**Problem to solve**
Where "использование" appears in a line of the entries below, that line should be copied.

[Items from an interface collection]
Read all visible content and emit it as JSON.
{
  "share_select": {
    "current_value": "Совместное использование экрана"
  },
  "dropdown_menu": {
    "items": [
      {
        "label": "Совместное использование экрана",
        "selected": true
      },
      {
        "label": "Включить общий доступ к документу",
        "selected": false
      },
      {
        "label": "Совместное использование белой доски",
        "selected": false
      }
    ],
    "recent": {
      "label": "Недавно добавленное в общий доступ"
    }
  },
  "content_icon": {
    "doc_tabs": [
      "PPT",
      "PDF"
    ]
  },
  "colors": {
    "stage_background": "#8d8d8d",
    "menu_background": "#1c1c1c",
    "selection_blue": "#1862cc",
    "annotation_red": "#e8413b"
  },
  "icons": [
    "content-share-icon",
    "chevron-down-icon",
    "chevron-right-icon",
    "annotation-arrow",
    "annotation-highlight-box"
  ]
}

**Answer to this problem**
    "current_value": "Совместное использование экрана"
        "label": "Совместное использование экрана",
        "label": "Совместное использование белой доски",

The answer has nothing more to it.